What Is the Length of a CHAR Data Type?
The CHAR data type is used to store fixed-length character strings in a database. When defining a CHAR column, you need to specify the maximum length of the string that can be stored in that column.
Understanding the Length
The length of a CHAR data type refers to the maximum number of characters it can hold. For example, if you define a CHAR(10) column, it can store up to 10 characters.
Why Use Fixed-Length Strings?
Fixed-length strings have a specific length set and use up all the space even if the actual string is shorter. This means that if you store a string with fewer characters than the maximum length, it will be padded with spaces to reach the specified length.
Differences Between CHAR and VARCHAR
The main difference between CHAR and VARCHAR is how they handle storage.
CHAR Data Type:
- Uses fixed-length storage.
- Pads shorter strings with spaces.
- Takes up more storage space compared to VARCHAR for shorter strings with varying lengths.
VARCHAR Data Type:
- Uses variable-length storage.
- Does not pad shorter strings with spaces.
- Takes up less storage space compared to CHAR for shorter strings with varying lengths.
Selecting an Appropriate Length
Choosing an appropriate length for your CHAR data type depends on your specific requirements. It is important to consider both present and future needs when making this decision. Setting an unnecessarily long length can waste storage space, while setting it too short may result in data truncation.
- Consider the maximum length of the data you intend to store in the column.
- Account for any potential growth of data in the future.
- Avoid using excessively long lengths to conserve storage space.

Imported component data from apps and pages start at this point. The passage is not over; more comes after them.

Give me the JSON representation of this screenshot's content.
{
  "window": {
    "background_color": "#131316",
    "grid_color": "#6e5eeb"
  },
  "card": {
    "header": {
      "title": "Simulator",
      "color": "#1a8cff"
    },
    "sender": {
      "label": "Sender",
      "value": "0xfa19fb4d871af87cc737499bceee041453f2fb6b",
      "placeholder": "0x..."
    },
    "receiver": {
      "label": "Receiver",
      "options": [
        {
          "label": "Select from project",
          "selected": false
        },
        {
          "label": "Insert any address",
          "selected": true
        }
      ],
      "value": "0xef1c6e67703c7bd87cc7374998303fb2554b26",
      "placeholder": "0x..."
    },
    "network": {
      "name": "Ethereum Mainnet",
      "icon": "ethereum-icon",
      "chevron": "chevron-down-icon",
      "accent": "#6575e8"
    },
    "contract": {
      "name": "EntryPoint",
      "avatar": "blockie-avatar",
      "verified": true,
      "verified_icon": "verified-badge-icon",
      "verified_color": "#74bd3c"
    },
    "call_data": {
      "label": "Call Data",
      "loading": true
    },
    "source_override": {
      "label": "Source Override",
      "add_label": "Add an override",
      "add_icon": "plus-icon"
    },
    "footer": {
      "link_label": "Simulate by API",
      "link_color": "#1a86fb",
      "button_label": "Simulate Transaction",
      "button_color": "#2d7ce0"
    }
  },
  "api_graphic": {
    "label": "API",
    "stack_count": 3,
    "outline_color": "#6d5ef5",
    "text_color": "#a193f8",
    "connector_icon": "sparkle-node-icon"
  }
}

The length of a CHAR data type determines how many characters can be stored in a fixed-length string. Understanding the differences between CHAR and VARCHAR, and selecting an appropriate length based on your specific requirements, is crucial. By following best practices, you can ensure efficient storage utilization and avoid any potential issues with data truncation.